Intravenous prostacyclin is believed to require therapy of indefinite duration. To our knowledge, weaning off parenteral prostacyclin therapy in pediatric patients has not been well characterized. We describe the presentation and management of a 14-year-old female with idiopathic pulmonary hypertension (PH) and complex social situation, who initially presented profoundly symptomatic, yet without significant hemodynamic changes. Despite severe presentation, this patient was highly responsive to traditional pulmonary vasodilators. Due to remarkable tolerance of a prolonged abrupt discontinuation of treprostinil as well as clinical symptom resolution, the patient was able to be successfully weaned off parenteral prostacyclin therapy.

Patient was previously healthy until symptoms onset at age 13, including worsening activity intolerance, shortness of breath, and syncope. No family history of PH was reported. An echocardiogram performed during a second-opinion cardiology visit on the day of admission demonstrated severe right atrial and right ventricular dilation, severely depressed right ventricular function, septal flattening.
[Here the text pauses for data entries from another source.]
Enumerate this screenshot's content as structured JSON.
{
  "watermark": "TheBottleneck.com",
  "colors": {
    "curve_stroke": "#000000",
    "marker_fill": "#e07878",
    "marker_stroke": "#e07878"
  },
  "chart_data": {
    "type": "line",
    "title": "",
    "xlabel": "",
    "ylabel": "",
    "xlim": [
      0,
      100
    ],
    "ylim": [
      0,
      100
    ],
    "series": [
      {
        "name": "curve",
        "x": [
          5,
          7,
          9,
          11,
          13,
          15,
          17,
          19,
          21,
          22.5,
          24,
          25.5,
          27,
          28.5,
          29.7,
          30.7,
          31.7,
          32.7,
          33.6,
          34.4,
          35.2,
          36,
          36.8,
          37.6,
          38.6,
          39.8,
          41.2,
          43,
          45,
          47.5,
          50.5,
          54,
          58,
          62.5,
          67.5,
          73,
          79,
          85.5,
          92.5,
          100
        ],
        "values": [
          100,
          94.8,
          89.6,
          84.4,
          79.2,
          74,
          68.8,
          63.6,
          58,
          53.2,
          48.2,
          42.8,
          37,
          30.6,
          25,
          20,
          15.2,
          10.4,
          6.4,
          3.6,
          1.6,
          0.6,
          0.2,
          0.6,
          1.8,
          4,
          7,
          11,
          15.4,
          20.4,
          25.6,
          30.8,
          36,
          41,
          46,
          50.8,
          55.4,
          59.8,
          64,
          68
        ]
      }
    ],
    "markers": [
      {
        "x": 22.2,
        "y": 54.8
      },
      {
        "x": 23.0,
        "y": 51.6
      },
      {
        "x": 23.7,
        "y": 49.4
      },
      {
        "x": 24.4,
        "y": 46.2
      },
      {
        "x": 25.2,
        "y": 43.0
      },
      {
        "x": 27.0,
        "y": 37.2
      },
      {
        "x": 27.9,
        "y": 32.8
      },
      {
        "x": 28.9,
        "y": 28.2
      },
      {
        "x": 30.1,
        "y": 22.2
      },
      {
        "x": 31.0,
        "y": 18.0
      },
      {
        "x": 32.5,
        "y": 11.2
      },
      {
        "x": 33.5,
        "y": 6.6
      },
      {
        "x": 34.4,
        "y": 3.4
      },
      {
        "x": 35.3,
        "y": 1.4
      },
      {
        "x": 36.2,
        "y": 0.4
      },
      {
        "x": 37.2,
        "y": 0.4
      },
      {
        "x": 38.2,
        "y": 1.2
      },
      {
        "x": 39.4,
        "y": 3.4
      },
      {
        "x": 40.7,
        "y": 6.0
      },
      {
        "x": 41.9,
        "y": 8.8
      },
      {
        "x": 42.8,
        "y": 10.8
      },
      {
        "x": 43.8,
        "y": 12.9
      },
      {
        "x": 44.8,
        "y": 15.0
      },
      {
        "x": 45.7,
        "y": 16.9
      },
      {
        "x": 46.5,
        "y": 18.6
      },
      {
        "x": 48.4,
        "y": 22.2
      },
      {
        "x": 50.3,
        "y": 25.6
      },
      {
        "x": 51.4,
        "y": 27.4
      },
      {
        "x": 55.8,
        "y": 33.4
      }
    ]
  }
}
The initial EKG was notable for right atrial enlargement, right axis deviation and right ventricular hypertrophy. Cardiac catheterization revealed hemodynamics consistent with diagnostic criteria for PH. An atrial septostomy was also performed. IV prostacylin, bosentan and sildenafil therapies were initiated within four days of admission. IV epoprostenol was commenced during the catheterization, and titrated up to a dose of 13 ng/kg/min, then converted to IV treprostinil (with continued up-titration to 57 ng/kg/min). Clinical data showed rapid improvement to medication therapies.


Four months after prostacyclin therapy initiation, patient was admitted due to an episode of abrupt discontinuation of treprostinil lasting 24 hours. Patient remained remarkably asymptomatic throughout this episode. Prostacyclin infusion was reinitiated and titrated up to 25 ng/kg/min, 50% of previous treprostinil maintenance dose. Three months later central line infection was identified and decision was made to discontinue prostacyclin therapy due to improvement of PH on cardiac catheterization. The total duration of prostacyclin therapy prior to weaning was seven months.

IV Treprostinil wean was performed in the cardiac intensive care unit. The dose was decreased by increments of 5 ng/kg/min (20% of baseline dose) every 8 hours as clinically tolerated.


Overall, patient tolerated rapid wean well over 30 hours. Hemodynamics at the time of original diagnosis of PH, immediately prior to wean, and one month post-discontinuation of prostacyclin: PVR (5; 3.3; 3.63), mPAP (27; 25; 27), mPAWP (10; 10; 8) and CI (3.6; 4.56; 5.23), respectively. Regarding exercise intolerance, she was unable to perform six minute walk distance (6MWD) at time of diagnosis, 6MWD was 440 meters at one month post pulmonary vasodilator initiation and exercise tolerance continued to improve with time. One month post-prostacyclin discontinuation, graded exercise reported patient achieved 89% of max predicted heart rate.


This is a complex case in which a pediatric patient with PH experienced dramatic symptom resolution. This unique pediatric patient scenario illustrates tolerance of a controlled rapid parenteral prostacyclin therapy withdrawal.